Time for fresh thinking?
In 2005, the government took action to promote gender equality in the business sector, introducing gender quota regulations on the boards of public limited companies, cooperatives, inter-municipal companies, state-owned enterprises, savings banks and mutual insurance companies. The hope was that this would have a transmissive effect, and lead to an increased proportion of women in executive committees as well.
In boards subject to gender quota regulations, the effect is clear: on average they have 43 percent women, compared to 19 percent among companies without such regulations. However, in executive committees, the proportion of women is about a quarter in both groups of companies.

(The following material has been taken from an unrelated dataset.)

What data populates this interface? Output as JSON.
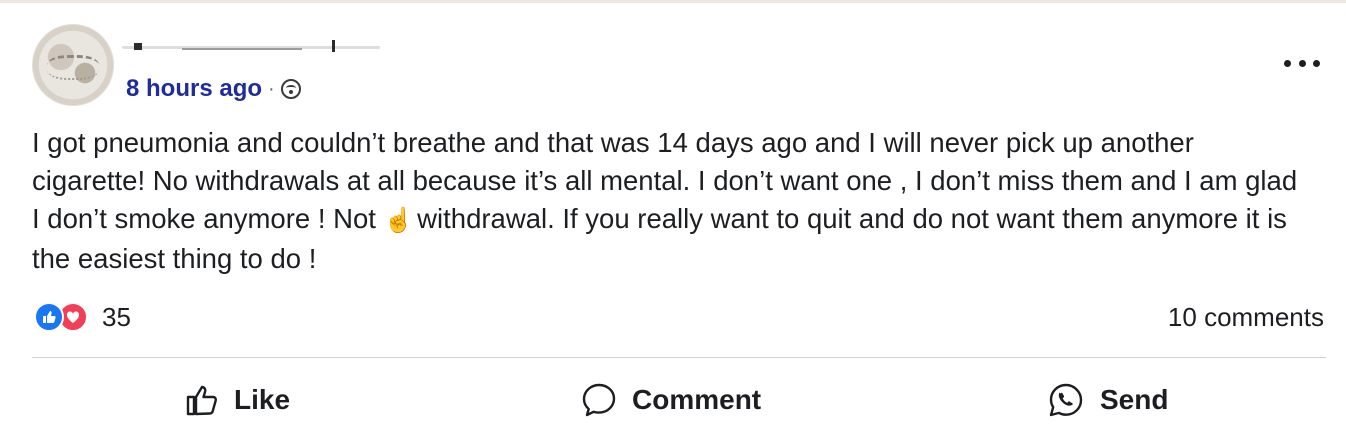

“Maybe it is time for fresh thinking when it comes to which actions will result in more gender equality,” Halrynjo says.
Equal requirements, different conditions
Halrynjo calls for increased attention to the conditions for building careers in the business world, and refer to the findings from two recent CORE reports where career and salary development of men and women in the financial sector and among economists with a master's degree were analyzed. The reports show that there are significant gender differences when it comes to work/family balance in practice. This is despite the fact that many of these men and women have similar family and career preferences.
“The result is, that even though women and men face equal demands at work, they often have different conditions at home,” Halrynjo explains.
Having the main responsibility at home, as many mothers do, makes it even more challenging to build a career with operational experience and performance responsibility, which typically means a lot of overtime, availability for customers, and an unpredictable travel schedule.
“Maybe we should complement the board quotas' top-down perspective with active efforts to build long-term career paths that both men and women can combine with a good family life throughout different life stages,” Halrynjo suggests.